■ Information provided ■
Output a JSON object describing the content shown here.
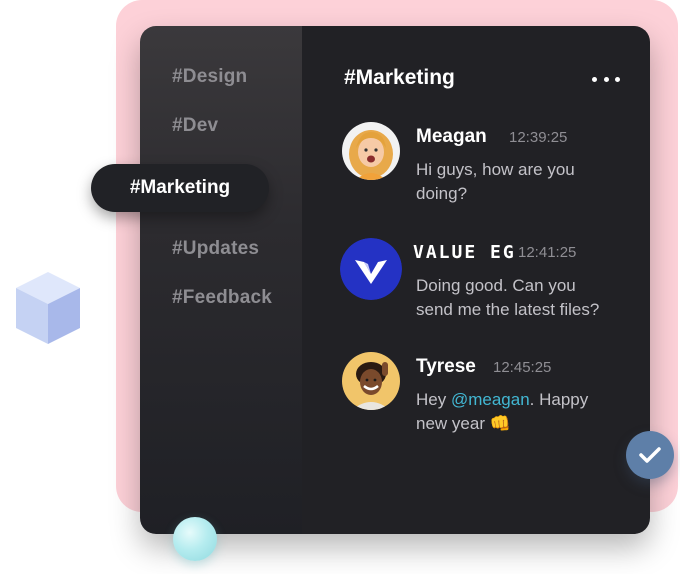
{
  "sidebar": {
    "channels": [
      {
        "label": "#Design"
      },
      {
        "label": "#Dev"
      },
      {
        "label": "#Marketing",
        "active": true
      },
      {
        "label": "#Updates"
      },
      {
        "label": "#Feedback"
      }
    ]
  },
  "chat": {
    "title": "#Marketing",
    "more_icon": "more-horizontal-icon",
    "messages": [
      {
        "name": "Meagan",
        "time": "12:39:25",
        "text": "Hi guys, how are you doing?"
      },
      {
        "name": "VALUE EG",
        "time": "12:41:25",
        "text": "Doing good. Can you send me the latest files?"
      },
      {
        "name": "Tyrese",
        "time": "12:45:25",
        "text_before": "Hey ",
        "mention": "@meagan",
        "text_after": ". Happy new year 👊"
      }
    ]
  },
  "decor": {
    "check_icon": "checkmark-icon"
  },
  "colors": {
    "accent": "#42b7d3",
    "pink": "#fdd1d8",
    "window": "#212125",
    "check": "#5e7fa8"
  }
}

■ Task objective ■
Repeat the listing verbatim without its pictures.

■ Exercise output ■
Output a JSON object describing the content shown here.
{
  "sidebar": {
    "channels": [
      {
        "label": "#Design"
      },
      {
        "label": "#Dev"
      },
      {
        "label": "#Marketing",
        "active": true
      },
      {
        "label": "#Updates"
      },
      {
        "label": "#Feedback"
      }
    ]
  },
  "chat": {
    "title": "#Marketing",
    "more_icon": "more-horizontal-icon",
    "messages": [
      {
        "name": "Meagan",
        "time": "12:39:25",
        "text": "Hi guys, how are you doing?"
      },
      {
        "name": "VALUE EG",
        "time": "12:41:25",
        "text": "Doing good. Can you send me the latest files?"
      },
      {
        "name": "Tyrese",
        "time": "12:45:25",
        "text_before": "Hey ",
        "mention": "@meagan",
        "text_after": ". Happy new year 👊"
      }
    ]
  },
  "decor": {
    "check_icon": "checkmark-icon"
  },
  "colors": {
    "accent": "#42b7d3",
    "pink": "#fdd1d8",
    "window": "#212125",
    "check": "#5e7fa8"
  }
}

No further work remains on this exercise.